I don’t like machines. As for equipment I would like to have in my facility are:
-TRX or similar
-If possible some area for sprints
I guess it all comes down to the type of training you want to provide to clients and the available space.
an ideal gym to me has a lot of open space with balls, Bosus, soft foam rollers. ViPRs, sandbells, dumbbells, dyna discs, elastic resistance, cables, balance boards of any description, devices for agility.
But it also has machines; something like Freemotion that do not lock the user into one prescribed path of movement. While I am not a fan of them, they have a place in fitness, and they are ideal for beginners who are just starting out or are on some stage of post-rehab. I personally own a Power Tower (fancy version of the Total Gym) which I truly love.

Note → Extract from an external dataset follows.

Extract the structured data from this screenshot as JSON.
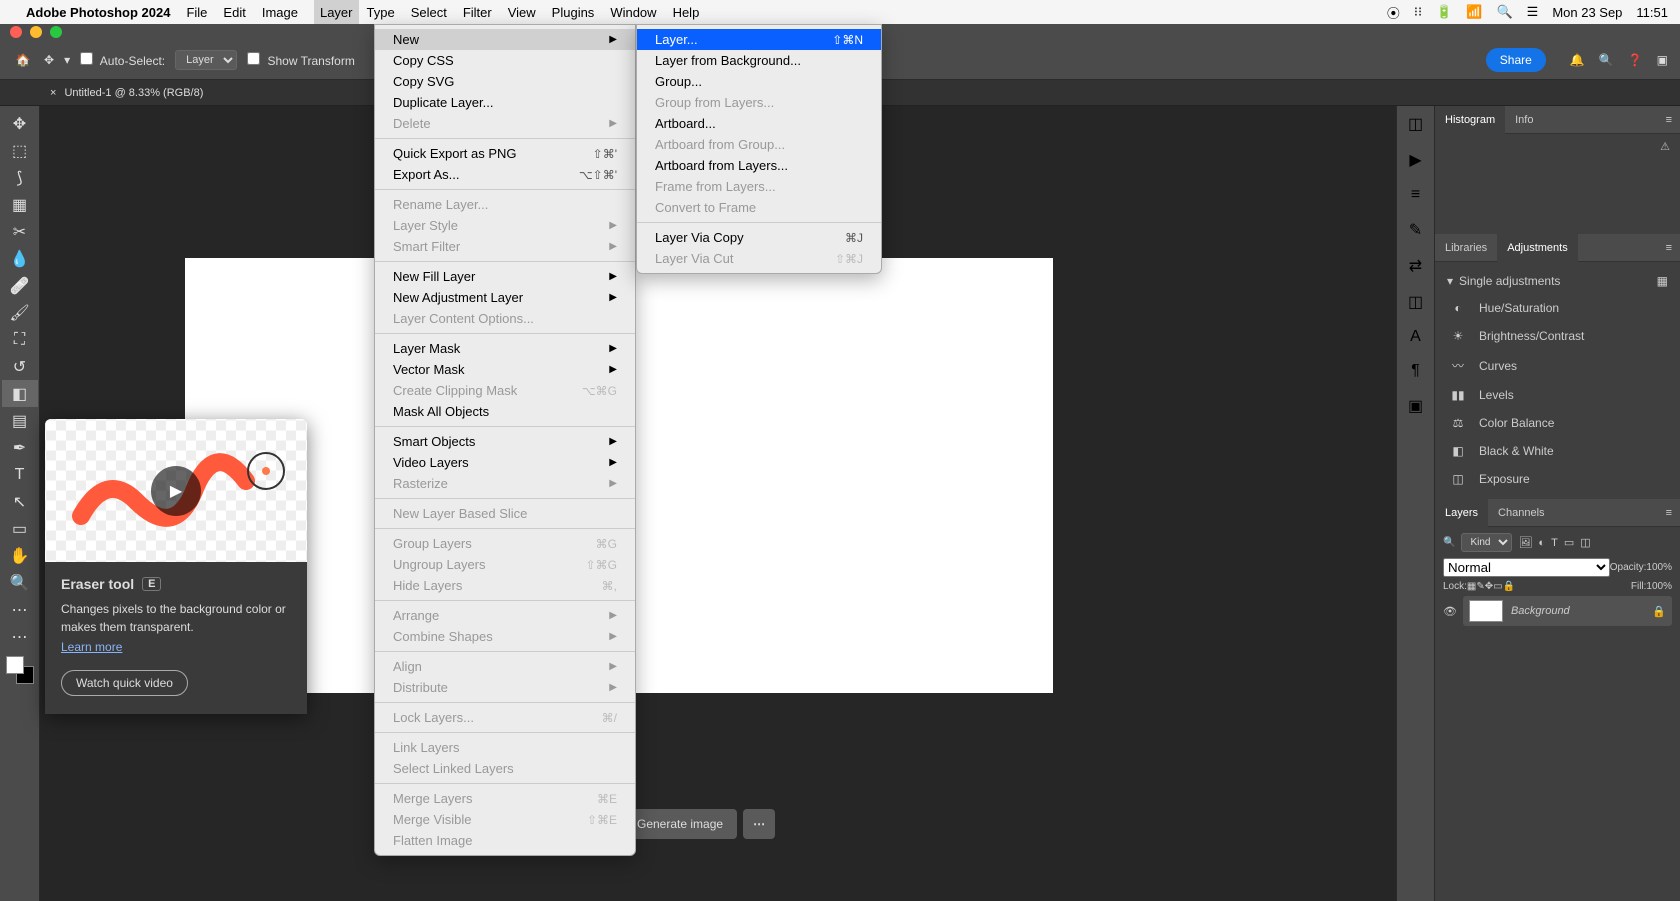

On the ‘really dislike’ list are machines that can cause injury over time such as the Lateral Raise. Ab Crunch machines are useless in my book, and Leg Extensions are not for everyone.

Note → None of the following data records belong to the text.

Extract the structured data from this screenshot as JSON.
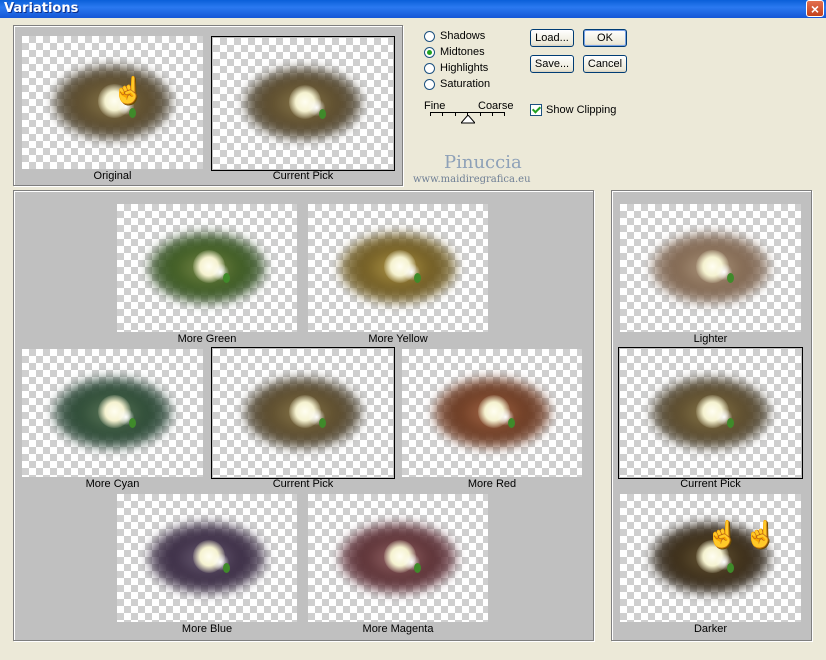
{
  "window": {
    "title": "Variations",
    "close_symbol": "×"
  },
  "preview": {
    "original_label": "Original",
    "current_label": "Current Pick"
  },
  "channels": {
    "options": [
      "Shadows",
      "Midtones",
      "Highlights",
      "Saturation"
    ],
    "selected": "Midtones"
  },
  "buttons": {
    "load": "Load...",
    "ok": "OK",
    "save": "Save...",
    "cancel": "Cancel"
  },
  "fine_coarse": {
    "fine": "Fine",
    "coarse": "Coarse"
  },
  "show_clipping": {
    "label": "Show Clipping",
    "checked": true
  },
  "watermark": {
    "name": "Pinuccia",
    "url": "www.maidiregrafica.eu"
  },
  "hues": {
    "more_green": "More Green",
    "more_yellow": "More Yellow",
    "more_cyan": "More Cyan",
    "current_pick": "Current Pick",
    "more_red": "More Red",
    "more_blue": "More Blue",
    "more_magenta": "More Magenta"
  },
  "brightness": {
    "lighter": "Lighter",
    "current_pick": "Current Pick",
    "darker": "Darker"
  },
  "colors": {
    "titlebar": "#1556d6",
    "panel": "#c0c0c0",
    "dialog": "#ece9d8",
    "radio_dot": "#21a121"
  }
}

I am very fortunate in that I have my own studio, and all the stuff that I really like, I have 🙂
I agree with Janet about the ab machines she has mentioned and too much spinal flexion. In general, most machines are also not “one size fits all”.
They are just too awkward and do not fit to meet a person’s individual needs (in addition to most not being very functional). They can have their place, however, for those who are beginning a workout program and for those who many have an injury to overcome. I do like cable machines for certain exercises.
My ideal place would have the following: Dumbbells, medicine balls, stability balls, kettlebells, TRX (love this single piece of equipment!), rowing machines, access to stairs for workouts or stair climber (stairs are another love for me), gliding discs, cable machine, foam rollers, and perhaps a few pieces of boxing equipment (I do rounds using gloves, wraps, and focus mitts).